== What you will do ==
Every record must appear in the answer exactly as it stands.

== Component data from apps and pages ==
• • • •
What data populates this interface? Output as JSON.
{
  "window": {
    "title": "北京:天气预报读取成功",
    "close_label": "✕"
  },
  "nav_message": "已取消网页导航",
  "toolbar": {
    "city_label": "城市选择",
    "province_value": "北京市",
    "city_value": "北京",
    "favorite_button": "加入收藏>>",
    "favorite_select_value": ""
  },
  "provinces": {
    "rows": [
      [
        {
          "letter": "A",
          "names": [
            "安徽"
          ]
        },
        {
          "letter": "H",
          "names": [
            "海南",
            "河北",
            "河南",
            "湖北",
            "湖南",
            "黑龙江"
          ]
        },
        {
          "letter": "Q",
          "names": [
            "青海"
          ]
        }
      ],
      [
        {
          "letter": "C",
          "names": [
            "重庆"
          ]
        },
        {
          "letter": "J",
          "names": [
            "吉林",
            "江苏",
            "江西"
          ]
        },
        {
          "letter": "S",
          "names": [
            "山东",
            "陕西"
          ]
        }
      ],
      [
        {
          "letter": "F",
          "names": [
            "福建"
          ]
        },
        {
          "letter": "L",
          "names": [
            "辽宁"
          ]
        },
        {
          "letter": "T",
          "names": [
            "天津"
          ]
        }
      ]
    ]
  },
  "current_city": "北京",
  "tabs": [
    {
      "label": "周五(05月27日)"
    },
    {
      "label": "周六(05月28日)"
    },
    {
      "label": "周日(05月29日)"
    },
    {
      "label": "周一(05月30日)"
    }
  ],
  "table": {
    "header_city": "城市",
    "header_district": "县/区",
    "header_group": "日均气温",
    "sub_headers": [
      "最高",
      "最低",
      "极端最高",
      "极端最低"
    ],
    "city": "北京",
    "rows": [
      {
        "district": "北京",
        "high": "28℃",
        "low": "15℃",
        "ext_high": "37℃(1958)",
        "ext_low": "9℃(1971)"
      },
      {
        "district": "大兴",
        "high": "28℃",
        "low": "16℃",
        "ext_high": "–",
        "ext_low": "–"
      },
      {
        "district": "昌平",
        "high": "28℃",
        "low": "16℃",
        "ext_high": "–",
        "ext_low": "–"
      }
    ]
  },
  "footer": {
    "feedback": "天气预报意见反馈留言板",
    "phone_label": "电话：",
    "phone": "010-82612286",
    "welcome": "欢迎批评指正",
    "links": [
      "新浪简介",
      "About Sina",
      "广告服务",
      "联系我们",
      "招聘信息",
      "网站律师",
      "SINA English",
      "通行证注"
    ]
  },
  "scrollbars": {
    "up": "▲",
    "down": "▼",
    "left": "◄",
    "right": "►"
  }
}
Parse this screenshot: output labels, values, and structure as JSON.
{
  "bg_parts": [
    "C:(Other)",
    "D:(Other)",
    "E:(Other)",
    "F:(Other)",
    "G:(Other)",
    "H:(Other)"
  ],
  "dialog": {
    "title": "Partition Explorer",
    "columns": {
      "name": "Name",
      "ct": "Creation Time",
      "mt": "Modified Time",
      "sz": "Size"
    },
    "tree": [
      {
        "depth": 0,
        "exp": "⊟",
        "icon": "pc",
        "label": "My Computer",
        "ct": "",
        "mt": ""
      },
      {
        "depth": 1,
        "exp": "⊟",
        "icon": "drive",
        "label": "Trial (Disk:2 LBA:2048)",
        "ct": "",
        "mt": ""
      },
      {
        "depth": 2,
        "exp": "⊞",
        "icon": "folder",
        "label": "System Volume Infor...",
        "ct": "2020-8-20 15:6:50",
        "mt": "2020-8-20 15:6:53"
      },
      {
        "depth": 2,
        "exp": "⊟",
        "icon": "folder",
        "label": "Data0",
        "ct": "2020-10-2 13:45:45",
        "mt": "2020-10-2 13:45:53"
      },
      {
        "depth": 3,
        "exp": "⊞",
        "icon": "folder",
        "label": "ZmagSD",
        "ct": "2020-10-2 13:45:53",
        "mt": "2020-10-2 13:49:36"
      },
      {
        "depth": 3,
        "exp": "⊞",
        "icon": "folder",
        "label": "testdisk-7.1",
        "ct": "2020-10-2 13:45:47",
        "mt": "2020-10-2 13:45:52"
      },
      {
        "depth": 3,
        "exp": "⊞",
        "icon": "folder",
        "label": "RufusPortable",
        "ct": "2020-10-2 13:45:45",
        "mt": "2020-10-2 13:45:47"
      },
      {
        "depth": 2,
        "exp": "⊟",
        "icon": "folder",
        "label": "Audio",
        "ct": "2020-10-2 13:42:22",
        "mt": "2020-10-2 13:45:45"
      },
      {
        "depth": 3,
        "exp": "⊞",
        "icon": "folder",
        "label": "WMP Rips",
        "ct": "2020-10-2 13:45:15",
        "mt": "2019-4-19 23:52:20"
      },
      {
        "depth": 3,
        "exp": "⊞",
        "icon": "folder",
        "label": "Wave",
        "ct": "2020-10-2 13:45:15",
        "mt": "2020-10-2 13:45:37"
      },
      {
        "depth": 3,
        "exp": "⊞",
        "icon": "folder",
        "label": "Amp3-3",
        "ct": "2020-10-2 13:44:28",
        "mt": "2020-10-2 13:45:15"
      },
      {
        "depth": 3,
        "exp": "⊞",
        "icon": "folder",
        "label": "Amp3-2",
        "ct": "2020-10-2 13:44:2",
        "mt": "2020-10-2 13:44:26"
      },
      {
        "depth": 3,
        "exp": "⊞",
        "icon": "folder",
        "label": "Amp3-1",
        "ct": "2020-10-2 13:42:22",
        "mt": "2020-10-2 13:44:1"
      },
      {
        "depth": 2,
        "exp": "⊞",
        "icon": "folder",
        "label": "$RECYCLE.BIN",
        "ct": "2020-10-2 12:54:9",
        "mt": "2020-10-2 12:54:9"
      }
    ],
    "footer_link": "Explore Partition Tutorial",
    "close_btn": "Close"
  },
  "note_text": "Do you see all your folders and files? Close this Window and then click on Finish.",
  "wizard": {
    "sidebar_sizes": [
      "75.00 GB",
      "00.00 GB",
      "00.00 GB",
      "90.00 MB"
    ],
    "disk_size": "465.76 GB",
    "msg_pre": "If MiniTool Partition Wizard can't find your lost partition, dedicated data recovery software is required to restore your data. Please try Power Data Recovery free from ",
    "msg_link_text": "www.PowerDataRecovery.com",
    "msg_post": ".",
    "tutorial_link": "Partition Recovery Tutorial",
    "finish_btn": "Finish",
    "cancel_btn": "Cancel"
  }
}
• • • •
== Response box ==
What data populates this interface? Output as JSON.
{
  "window": {
    "title": "北京:天气预报读取成功",
    "close_label": "✕"
  },
  "nav_message": "已取消网页导航",
  "toolbar": {
    "city_label": "城市选择",
    "province_value": "北京市",
    "city_value": "北京",
    "favorite_button": "加入收藏>>",
    "favorite_select_value": ""
  },
  "provinces": {
    "rows": [
      [
        {
          "letter": "A",
          "names": [
            "安徽"
          ]
        },
        {
          "letter": "H",
          "names": [
            "海南",
            "河北",
            "河南",
            "湖北",
            "湖南",
            "黑龙江"
          ]
        },
        {
          "letter": "Q",
          "names": [
            "青海"
          ]
        }
      ],
      [
        {
          "letter": "C",
          "names": [
            "重庆"
          ]
        },
        {
          "letter": "J",
          "names": [
            "吉林",
            "江苏",
            "江西"
          ]
        },
        {
          "letter": "S",
          "names": [
            "山东",
            "陕西"
          ]
        }
      ],
      [
        {
          "letter": "F",
          "names": [
            "福建"
          ]
        },
        {
          "letter": "L",
          "names": [
            "辽宁"
          ]
        },
        {
          "letter": "T",
          "names": [
            "天津"
          ]
        }
      ]
    ]
  },
  "current_city": "北京",
  "tabs": [
    {
      "label": "周五(05月27日)"
    },
    {
      "label": "周六(05月28日)"
    },
    {
      "label": "周日(05月29日)"
    },
    {
      "label": "周一(05月30日)"
    }
  ],
  "table": {
    "header_city": "城市",
    "header_district": "县/区",
    "header_group": "日均气温",
    "sub_headers": [
      "最高",
      "最低",
      "极端最高",
      "极端最低"
    ],
    "city": "北京",
    "rows": [
      {
        "district": "北京",
        "high": "28℃",
        "low": "15℃",
        "ext_high": "37℃(1958)",
        "ext_low": "9℃(1971)"
      },
      {
        "district": "大兴",
        "high": "28℃",
        "low": "16℃",
        "ext_high": "–",
        "ext_low": "–"
      },
      {
        "district": "昌平",
        "high": "28℃",
        "low": "16℃",
        "ext_high": "–",
        "ext_low": "–"
      }
    ]
  },
  "footer": {
    "feedback": "天气预报意见反馈留言板",
    "phone_label": "电话：",
    "phone": "010-82612286",
    "welcome": "欢迎批评指正",
    "links": [
      "新浪简介",
      "About Sina",
      "广告服务",
      "联系我们",
      "招聘信息",
      "网站律师",
      "SINA English",
      "通行证注"
    ]
  },
  "scrollbars": {
    "up": "▲",
    "down": "▼",
    "left": "◄",
    "right": "►"
  }
}
Parse this screenshot: output labels, values, and structure as JSON.
{
  "bg_parts": [
    "C:(Other)",
    "D:(Other)",
    "E:(Other)",
    "F:(Other)",
    "G:(Other)",
    "H:(Other)"
  ],
  "dialog": {
    "title": "Partition Explorer",
    "columns": {
      "name": "Name",
      "ct": "Creation Time",
      "mt": "Modified Time",
      "sz": "Size"
    },
    "tree": [
      {
        "depth": 0,
        "exp": "⊟",
        "icon": "pc",
        "label": "My Computer",
        "ct": "",
        "mt": ""
      },
      {
        "depth": 1,
        "exp": "⊟",
        "icon": "drive",
        "label": "Trial (Disk:2 LBA:2048)",
        "ct": "",
        "mt": ""
      },
      {
        "depth": 2,
        "exp": "⊞",
        "icon": "folder",
        "label": "System Volume Infor...",
        "ct": "2020-8-20 15:6:50",
        "mt": "2020-8-20 15:6:53"
      },
      {
        "depth": 2,
        "exp": "⊟",
        "icon": "folder",
        "label": "Data0",
        "ct": "2020-10-2 13:45:45",
        "mt": "2020-10-2 13:45:53"
      },
      {
        "depth": 3,
        "exp": "⊞",
        "icon": "folder",
        "label": "ZmagSD",
        "ct": "2020-10-2 13:45:53",
        "mt": "2020-10-2 13:49:36"
      },
      {
        "depth": 3,
        "exp": "⊞",
        "icon": "folder",
        "label": "testdisk-7.1",
        "ct": "2020-10-2 13:45:47",
        "mt": "2020-10-2 13:45:52"
      },
      {
        "depth": 3,
        "exp": "⊞",
        "icon": "folder",
        "label": "RufusPortable",
        "ct": "2020-10-2 13:45:45",
        "mt": "2020-10-2 13:45:47"
      },
      {
        "depth": 2,
        "exp": "⊟",
        "icon": "folder",
        "label": "Audio",
        "ct": "2020-10-2 13:42:22",
        "mt": "2020-10-2 13:45:45"
      },
      {
        "depth": 3,
        "exp": "⊞",
        "icon": "folder",
        "label": "WMP Rips",
        "ct": "2020-10-2 13:45:15",
        "mt": "2019-4-19 23:52:20"
      },
      {
        "depth": 3,
        "exp": "⊞",
        "icon": "folder",
        "label": "Wave",
        "ct": "2020-10-2 13:45:15",
        "mt": "2020-10-2 13:45:37"
      },
      {
        "depth": 3,
        "exp": "⊞",
        "icon": "folder",
        "label": "Amp3-3",
        "ct": "2020-10-2 13:44:28",
        "mt": "2020-10-2 13:45:15"
      },
      {
        "depth": 3,
        "exp": "⊞",
        "icon": "folder",
        "label": "Amp3-2",
        "ct": "2020-10-2 13:44:2",
        "mt": "2020-10-2 13:44:26"
      },
      {
        "depth": 3,
        "exp": "⊞",
        "icon": "folder",
        "label": "Amp3-1",
        "ct": "2020-10-2 13:42:22",
        "mt": "2020-10-2 13:44:1"
      },
      {
        "depth": 2,
        "exp": "⊞",
        "icon": "folder",
        "label": "$RECYCLE.BIN",
        "ct": "2020-10-2 12:54:9",
        "mt": "2020-10-2 12:54:9"
      }
    ],
    "footer_link": "Explore Partition Tutorial",
    "close_btn": "Close"
  },
  "note_text": "Do you see all your folders and files? Close this Window and then click on Finish.",
  "wizard": {
    "sidebar_sizes": [
      "75.00 GB",
      "00.00 GB",
      "00.00 GB",
      "90.00 MB"
    ],
    "disk_size": "465.76 GB",
    "msg_pre": "If MiniTool Partition Wizard can't find your lost partition, dedicated data recovery software is required to restore your data. Please try Power Data Recovery free from ",
    "msg_link_text": "www.PowerDataRecovery.com",
    "msg_post": ".",
    "tutorial_link": "Partition Recovery Tutorial",
    "finish_btn": "Finish",
    "cancel_btn": "Cancel"
  }
}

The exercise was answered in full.